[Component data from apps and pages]
-.-.-
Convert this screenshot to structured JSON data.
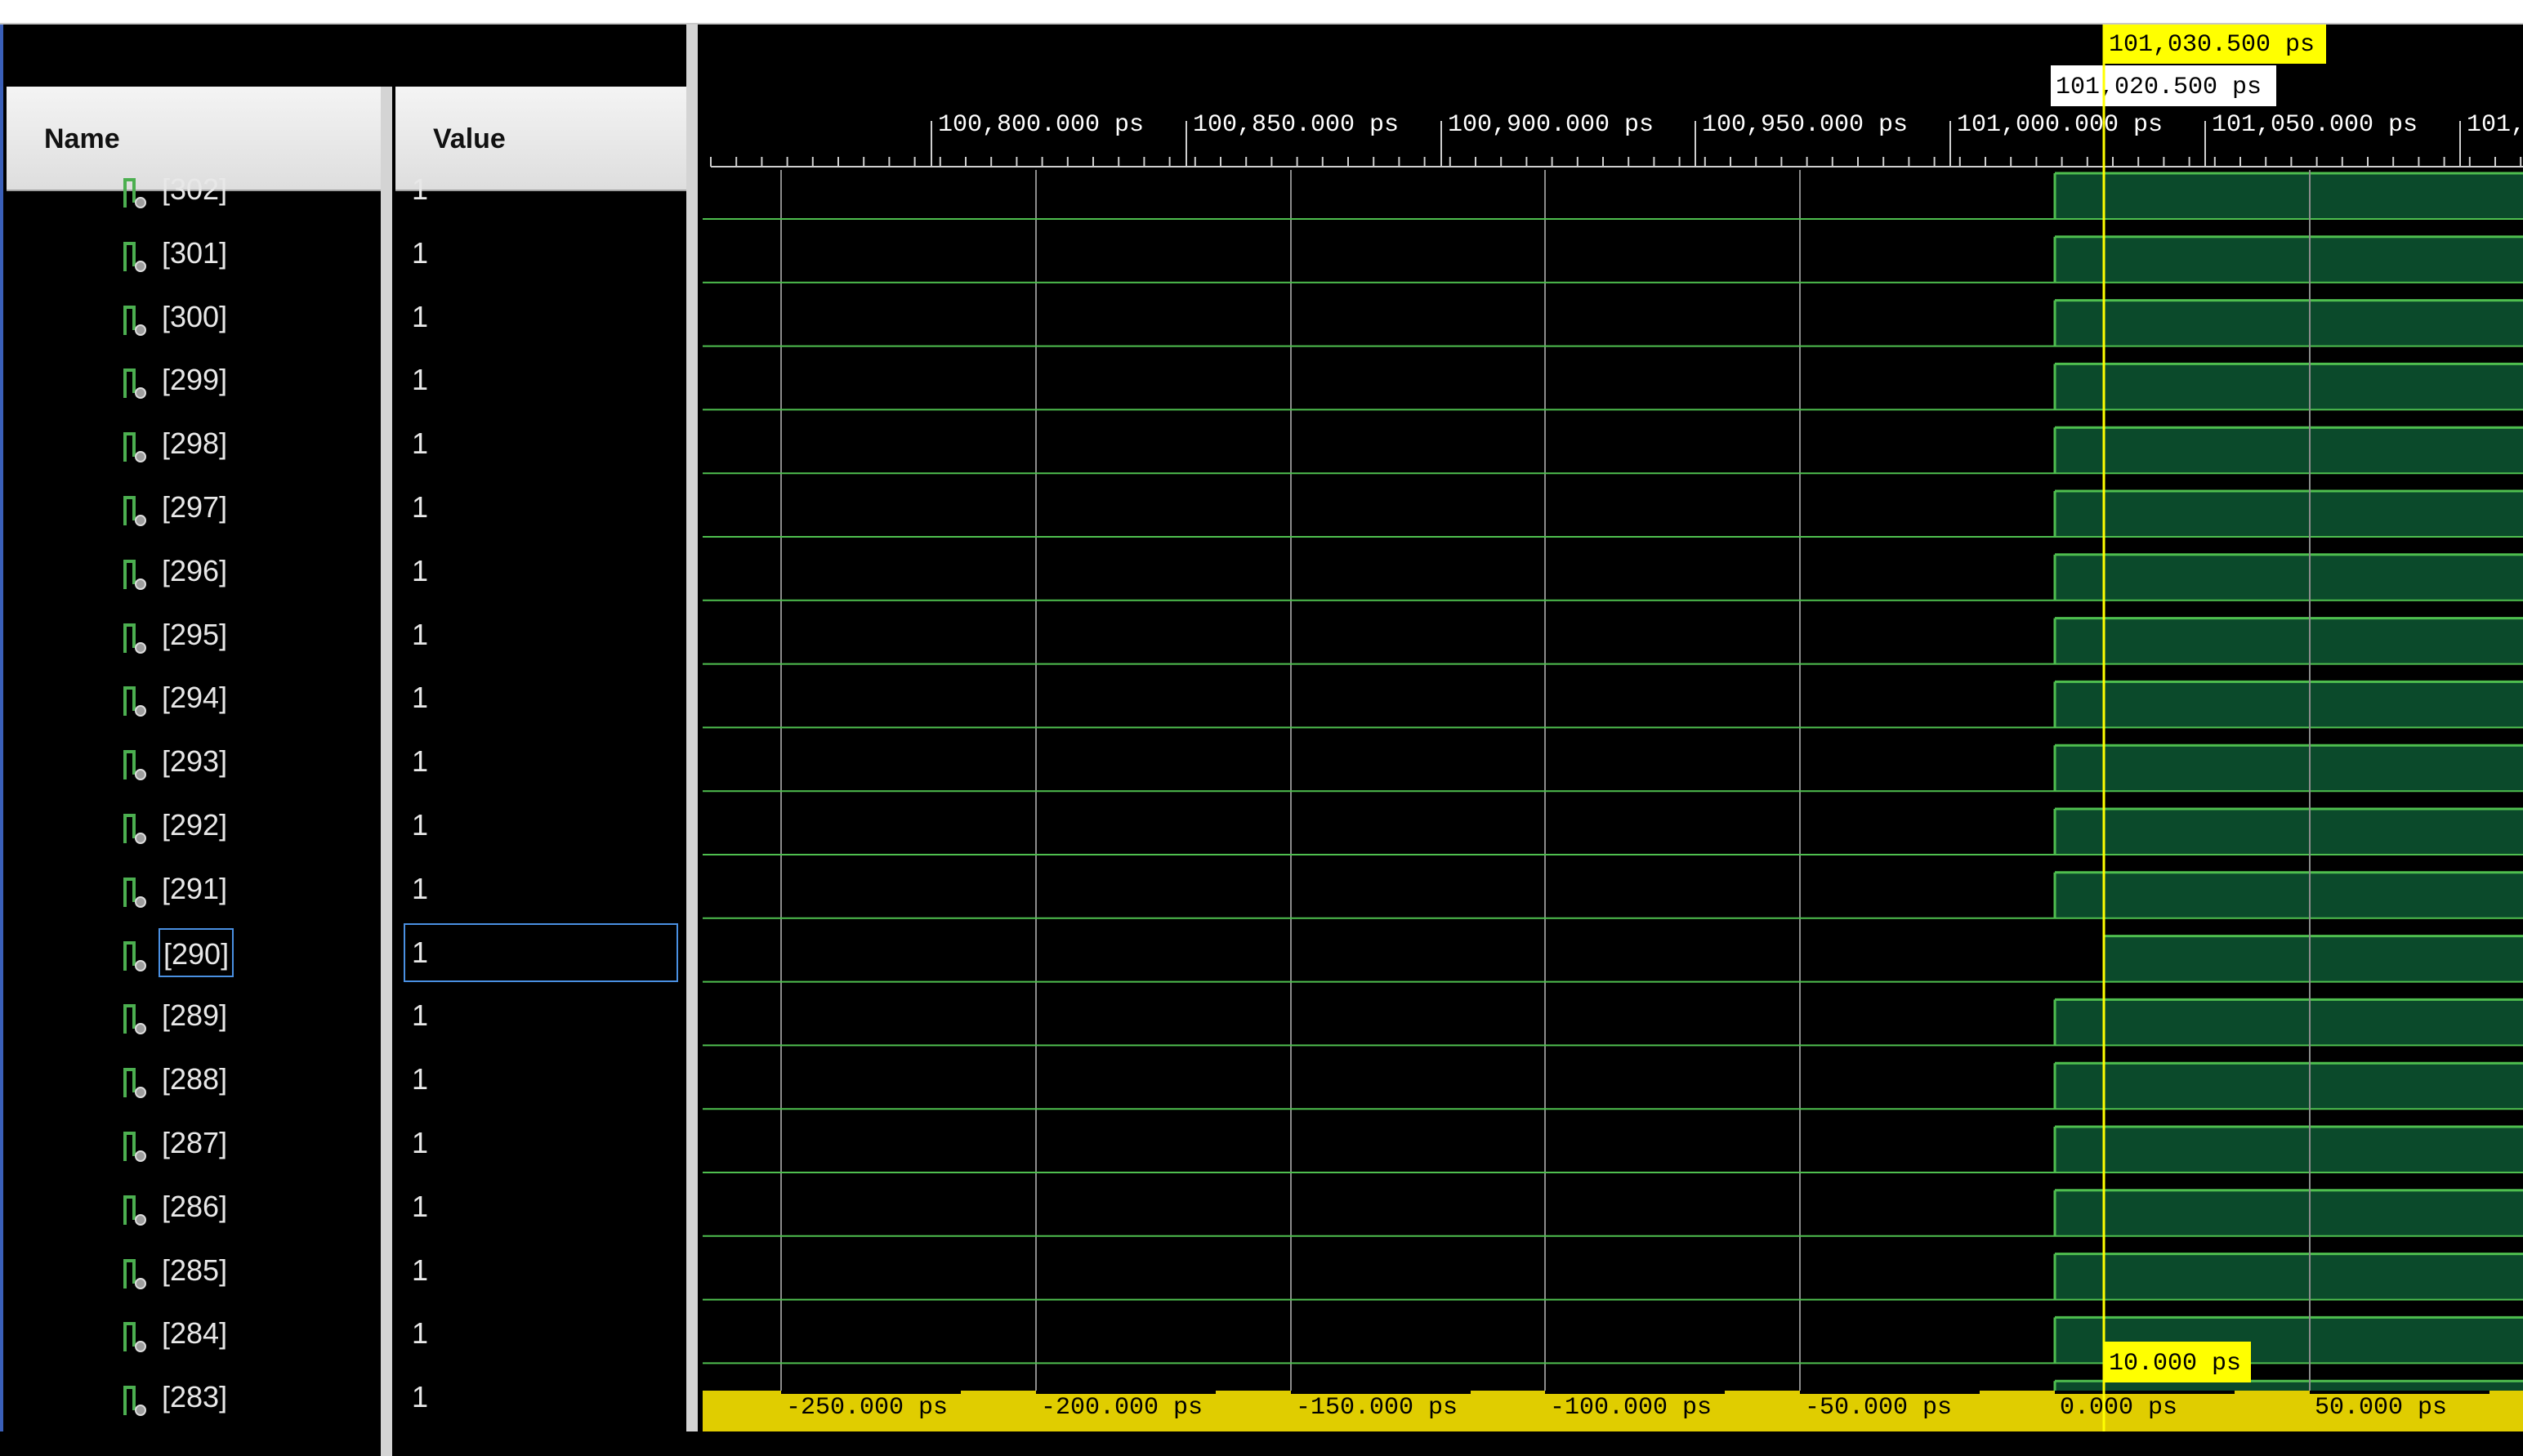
{
  "columns": {
    "name": "Name",
    "value": "Value"
  },
  "signals": [
    {
      "name": "[302]",
      "value": "1"
    },
    {
      "name": "[301]",
      "value": "1"
    },
    {
      "name": "[300]",
      "value": "1"
    },
    {
      "name": "[299]",
      "value": "1"
    },
    {
      "name": "[298]",
      "value": "1"
    },
    {
      "name": "[297]",
      "value": "1"
    },
    {
      "name": "[296]",
      "value": "1"
    },
    {
      "name": "[295]",
      "value": "1"
    },
    {
      "name": "[294]",
      "value": "1"
    },
    {
      "name": "[293]",
      "value": "1"
    },
    {
      "name": "[292]",
      "value": "1"
    },
    {
      "name": "[291]",
      "value": "1"
    },
    {
      "name": "[290]",
      "value": "1",
      "selected": true
    },
    {
      "name": "[289]",
      "value": "1"
    },
    {
      "name": "[288]",
      "value": "1"
    },
    {
      "name": "[287]",
      "value": "1"
    },
    {
      "name": "[286]",
      "value": "1"
    },
    {
      "name": "[285]",
      "value": "1"
    },
    {
      "name": "[284]",
      "value": "1"
    },
    {
      "name": "[283]",
      "value": "1"
    }
  ],
  "timeline": {
    "top_labels": [
      "100,800.000 ps",
      "100,850.000 ps",
      "100,900.000 ps",
      "100,950.000 ps",
      "101,000.000 ps",
      "101,050.000 ps",
      "101,"
    ],
    "cursor_label": "101,030.500 ps",
    "marker_label": "101,020.500 ps",
    "bottom_labels": [
      "-250.000 ps",
      "-200.000 ps",
      "-150.000 ps",
      "-100.000 ps",
      "-50.000 ps",
      "0.000 ps",
      "50.000 ps"
    ],
    "delta_label": "10.000 ps"
  },
  "colors": {
    "wave_line": "#4fbf4f",
    "wave_fill": "#0b4a2b",
    "cursor": "#ffff00",
    "grid": "#8c8c8c",
    "bottom_bar": "#e0cd00"
  }
}
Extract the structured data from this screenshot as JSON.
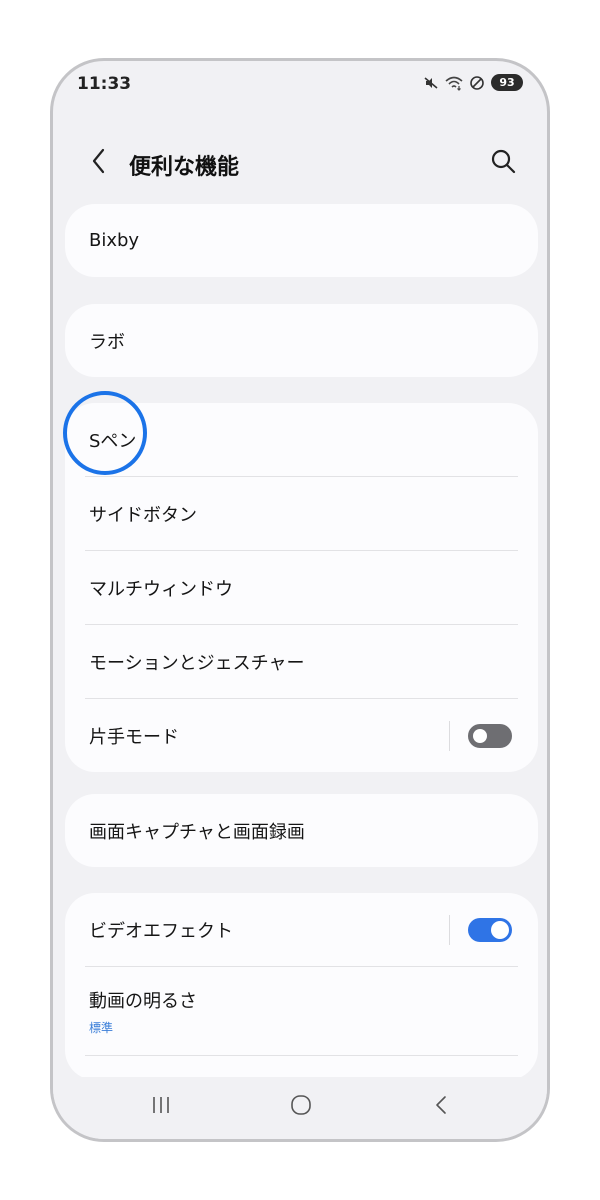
{
  "status_bar": {
    "time": "11:33",
    "battery": "93",
    "icons": [
      "mute-icon",
      "wifi-icon",
      "do-not-disturb-icon",
      "battery-icon"
    ]
  },
  "header": {
    "title": "便利な機能",
    "back_icon": "chevron-left-icon",
    "search_icon": "search-icon"
  },
  "sections": {
    "bixby": {
      "label": "Bixby"
    },
    "labs": {
      "label": "ラボ"
    },
    "group_main": {
      "items": [
        {
          "label": "Sペン"
        },
        {
          "label": "サイドボタン"
        },
        {
          "label": "マルチウィンドウ"
        },
        {
          "label": "モーションとジェスチャー"
        },
        {
          "label": "片手モード",
          "toggle": false
        }
      ]
    },
    "capture": {
      "label": "画面キャプチャと画面録画"
    },
    "group_video": {
      "items": [
        {
          "label": "ビデオエフェクト",
          "toggle": true
        },
        {
          "label": "動画の明るさ",
          "sub": "標準"
        }
      ]
    }
  },
  "nav_bar": {
    "icons": [
      "recent-apps-icon",
      "home-icon",
      "back-icon"
    ]
  },
  "colors": {
    "accent": "#2f74e6",
    "highlight": "#1b73e8",
    "background": "#f1f1f4",
    "card": "#fcfcfe"
  }
}
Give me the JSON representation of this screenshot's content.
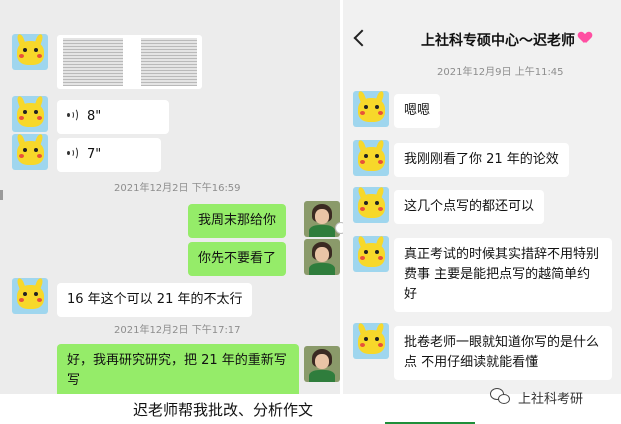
{
  "left_chat": {
    "voice_messages": [
      {
        "duration": "8\""
      },
      {
        "duration": "7\""
      }
    ],
    "timestamp_1": "2021年12月2日 下午16:59",
    "sent_1": "我周末那给你",
    "sent_2": "你先不要看了",
    "received_1": "16 年这个可以  21 年的不太行",
    "timestamp_2": "2021年12月2日 下午17:17",
    "sent_3": "好，我再研究研究，把 21 年的重新写写"
  },
  "right_chat": {
    "title": "上社科专硕中心～迟老师",
    "timestamp": "2021年12月9日 上午11:45",
    "messages": [
      "嗯嗯",
      "我刚刚看了你 21 年的论效",
      "这几个点写的都还可以",
      "真正考试的时候其实措辞不用特别费事  主要是能把点写的越简单约好",
      "批卷老师一眼就知道你写的是什么点  不用仔细读就能看懂"
    ]
  },
  "caption": "迟老师帮我批改、分析作文",
  "watermark": "上社科考研",
  "colors": {
    "chat_background": "#ececec",
    "sent_bubble": "#95ec69",
    "received_bubble": "#ffffff",
    "caption_underline": "#1f8f3a"
  }
}
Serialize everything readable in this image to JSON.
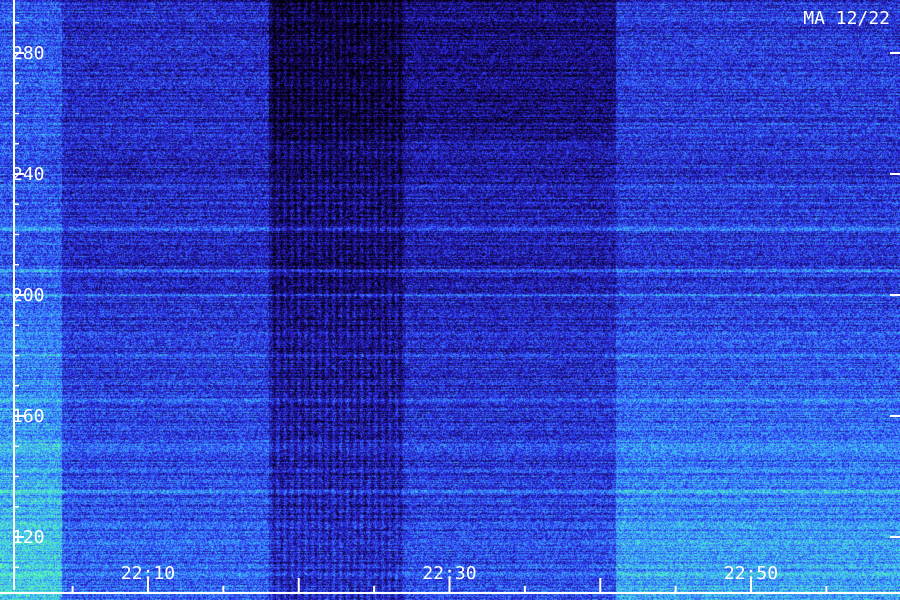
{
  "chart_data": {
    "type": "heatmap",
    "title": "MA 12/22",
    "xlabel": "",
    "ylabel": "",
    "y_ticks": [
      {
        "value": 280,
        "label": "280"
      },
      {
        "value": 240,
        "label": "240"
      },
      {
        "value": 200,
        "label": "200"
      },
      {
        "value": 160,
        "label": "160"
      },
      {
        "value": 120,
        "label": "120"
      }
    ],
    "x_ticks": [
      {
        "minute": 10,
        "label": "22:10"
      },
      {
        "minute": 30,
        "label": "22:30"
      },
      {
        "minute": 50,
        "label": "22:50"
      }
    ],
    "x_range_minutes": [
      1,
      60
    ],
    "y_range": [
      105,
      297
    ],
    "minor_tick_step_minutes": 5,
    "colormap": [
      "#000000",
      "#1a0a6e",
      "#2a2ae8",
      "#3a7cff",
      "#40d0f0",
      "#60ffa0"
    ],
    "dark_band_minutes": [
      18,
      27
    ],
    "bright_band_minutes": [
      41,
      60
    ],
    "bright_rows": [
      236,
      222,
      208,
      200,
      180,
      165,
      150,
      135
    ]
  }
}
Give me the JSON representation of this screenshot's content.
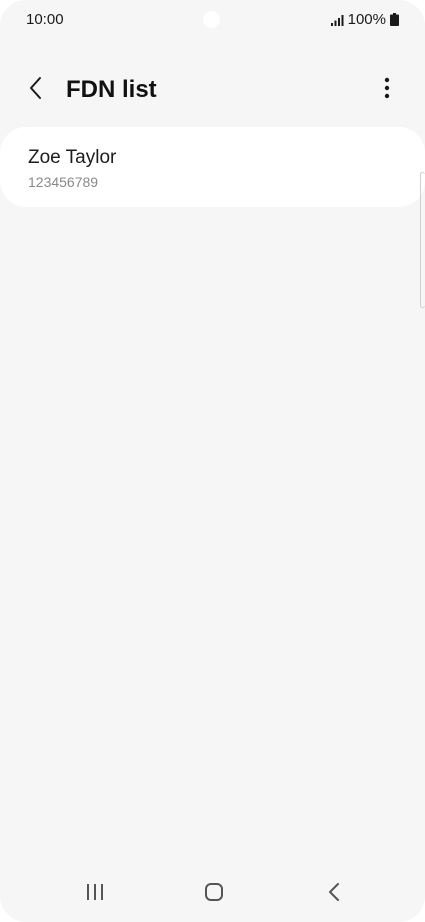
{
  "status_bar": {
    "time": "10:00",
    "battery": "100%",
    "icons": [
      "signal-icon",
      "battery-icon"
    ]
  },
  "app_bar": {
    "title": "FDN list",
    "icons": [
      "back-icon",
      "more-options-icon"
    ]
  },
  "fdn_list": [
    {
      "name": "Zoe Taylor",
      "number": "123456789"
    }
  ],
  "nav_bar": {
    "icons": [
      "recent-apps-icon",
      "home-icon",
      "back-nav-icon"
    ]
  },
  "colors": {
    "background": "#f6f6f6",
    "card": "#ffffff",
    "text_primary": "#111111",
    "text_secondary": "#8a8a8a"
  }
}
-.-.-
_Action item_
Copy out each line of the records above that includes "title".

_Solution to this problem_
    "title": "便利な機能",
    "title": "上社科专硕中心～迟老师",
    "title": "MA 12/22",
    "title": "FDN list",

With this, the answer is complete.